While on Facebook, a headline by the Beaver Dam Fire Department caught my eye: “Oily rags are causing fire – again.” I learned last year, only because of working at West Bend, that oily rags can combust and start a fire. My colleague, Scott Stueber, wrote this great blog post about using oil-based stains in your home and how to store and dispose of oily rags. The instance described by Chief Mannel below is related to cooking oils. He shared the following:
A local bar/restaurant in Beaver Dam recently had a very close call. There was a slight smell of smoke and patrons were complaining of burning eyes, so they called the fire department. While investigating the source of the odor with a thermal imaging camera, firefighters noticed a stack of cleaning towels was a little warm. When the firefighters disturbed the stack of towels, they started on fire! Since having a stack of towels burst into flames right before our eyes isn’t something we see every day, we investigated further.
We learned the proprietor had laundered the towels earlier in the day at the local laundromat. The towels had been used to clean-up the food preparation area of the kitchen. The towels were then folded and stacked at the business for future use. Nothing unusual, right? Wrong!
As with every fire, there are several things that happen to cause combustion. Everyone knows fire needs heat, fuel, and oxygen to occur. The towels are obviously the fuel. The oxygen was limited until the firefighter separated the towels providing unlimited amounts of oxygen. But where did the heat come from?
The heat was produced from the break down oxidization of the remaining cooking oil in the towels. Decomposing organic material, such as animal and vegetable-based cooking oil causes heat. Most people don’t realize cooking oil is moderately to highly susceptible to supporting spontaneous combustion. Ask any farmer about storing wet hay – as it dries out, it decomposes and causes heat and fires. If the heat isn’t allowed to dissipate it can rise high enough to ignite combustibles. Oils used in the automotive industry are also susceptible to spontaneous combustion. There are several reasons this has become a problem as of late:
- Modern, high efficiency washing machines do a good job on most items, but not on soiled rags and towels containing cooking oils, especially when cold water is used. This actually locks-in the remaining oil (as little as 3% oils can be a problem).
- The type and amounts of detergents commonly used on ordinary fabrics don’t remove all of the oil. Enough oil remains to support spontaneous combustion.
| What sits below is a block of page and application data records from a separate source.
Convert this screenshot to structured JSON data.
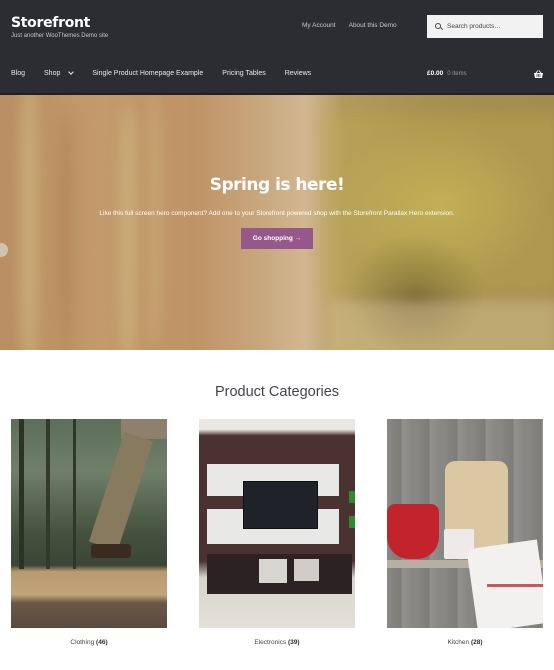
{
  "header": {
    "site_title": "Storefront",
    "site_description": "Just another WooThemes Demo site",
    "secondary_nav": [
      "My Account",
      "About this Demo"
    ],
    "search": {
      "placeholder": "Search products…",
      "value": "",
      "icon": "search-icon"
    },
    "primary_nav": [
      {
        "label": "Blog"
      },
      {
        "label": "Shop",
        "has_dropdown": true
      },
      {
        "label": "Single Product Homepage Example"
      },
      {
        "label": "Pricing Tables"
      },
      {
        "label": "Reviews"
      }
    ],
    "cart": {
      "total": "£0.00",
      "count": "0 items",
      "icon": "basket-icon"
    }
  },
  "hero": {
    "title": "Spring is here!",
    "text": "Like this full screen hero component? Add one to your Storefront powered shop with the Storefront Parallax Hero extension.",
    "button_label": "Go shopping →"
  },
  "categories": {
    "title": "Product Categories",
    "items": [
      {
        "name": "Clothing",
        "count": "(46)"
      },
      {
        "name": "Electronics",
        "count": "(39)"
      },
      {
        "name": "Kitchen",
        "count": "(28)"
      }
    ]
  },
  "colors": {
    "header_bg": "#2c2d33",
    "accent": "#96588a",
    "text": "#43454b"
  }
}
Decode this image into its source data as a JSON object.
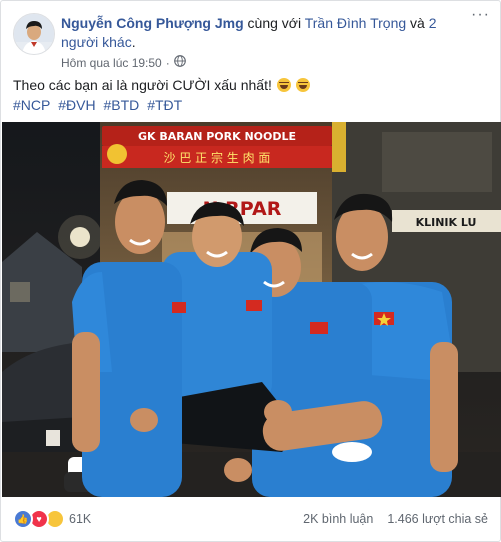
{
  "post": {
    "author": "Nguyễn Công Phượng Jmg",
    "with_text": " cùng với ",
    "tagged": "Trần Đình Trọng",
    "and_text": " và ",
    "others": "2 người khác",
    "period": ".",
    "timestamp": "Hôm qua lúc 19:50",
    "privacy_icon": "globe-icon",
    "text": "Theo các bạn ai là người CƯỜI xấu nhất!",
    "hashtags": [
      "#NCP",
      "#ĐVH",
      "#BTD",
      "#TĐT"
    ],
    "photo_signs": {
      "sign_top": "GK BARAN PORK NOODLE",
      "sign_chinese": "沙 巴 正 宗 生 肉 面",
      "sign_mid": "N  RPAR",
      "sign_right": "KLINIK LU"
    }
  },
  "footer": {
    "reaction_icons": [
      "like-icon",
      "love-icon",
      "haha-icon"
    ],
    "reaction_count": "61K",
    "comments": "2K bình luận",
    "shares": "1.466 lượt chia sẻ"
  },
  "colors": {
    "link": "#365899",
    "meta": "#616770",
    "jersey": "#2a7fd0"
  }
}
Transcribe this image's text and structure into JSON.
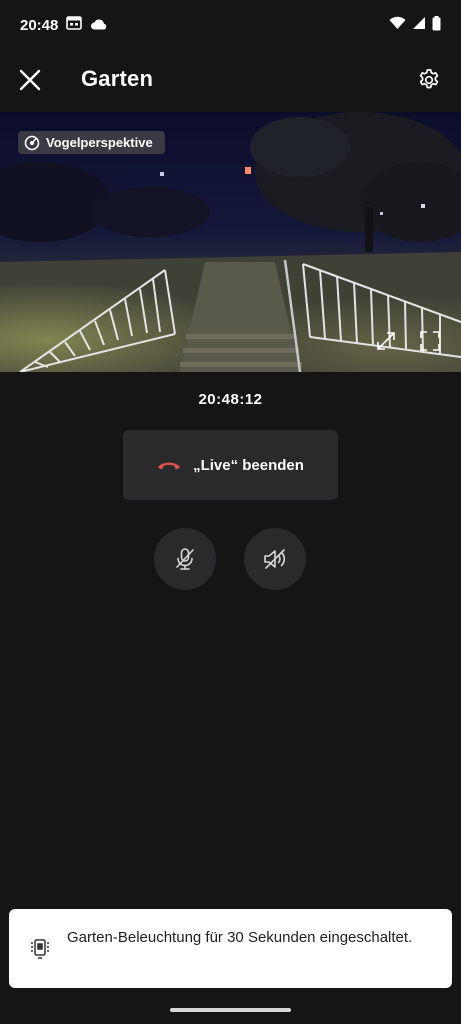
{
  "status_bar": {
    "time": "20:48"
  },
  "app_bar": {
    "title": "Garten"
  },
  "video": {
    "badge_label": "Vogelperspektive"
  },
  "live": {
    "timestamp": "20:48:12",
    "end_button_label": "„Live“ beenden"
  },
  "toast": {
    "message": "Garten-Beleuchtung für 30 Sekunden eingeschaltet."
  },
  "colors": {
    "background": "#151515",
    "button_bg": "#2a2a2d",
    "hangup_red": "#e0524a",
    "toast_bg": "#ffffff"
  }
}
- Heat from drying the towels jump-starts the heat build-up process, especially if the drier is set on “high,” and/or the freshly laundered towels are folded or piled into a laundry basket before cooling.
Follow these tips to prevent fires:
- Pre-soak towels and rags as much as possible.
- Launder towels and rags in commercial extractor washing machines.
- Thoroughly clean the towels and rags. Wash twice if needed. Use a commercial cleaning service. Commercial formulas and solvents are considerably better in removing residual oils.
- Use hot water.
- Use proper detergent in directed amounts – don’t skimp!
- It’s best to air dry them on a clothesline. If you must use a dryer, dry on medium heat.
- Allow towels and rags to cool after drying.
- Remove items from dryer as soon as the cool down cycle is completed.
- Store towels and rags in metal cabinets with air flow.
- Dispose of heavily soiled rags and towels.
Heat must be allowed to dissipate in the drying process. Allow rags and towels to cool to room temperature before folding. Piling in a laundry basket is as bad as folding. Following these simple precautions will help prevent accidental fires in your home or business.
Our most sincere thanks go out to the Beaver Dam Fire Department, especially Chief Mannel, for sharing this valuable information!
Here are some other great resources to avoid a fire from improper storage or cleaning of oily rags:
Do you have any tips or information you’d like to share? I’d love to hear them; please share them in the box below.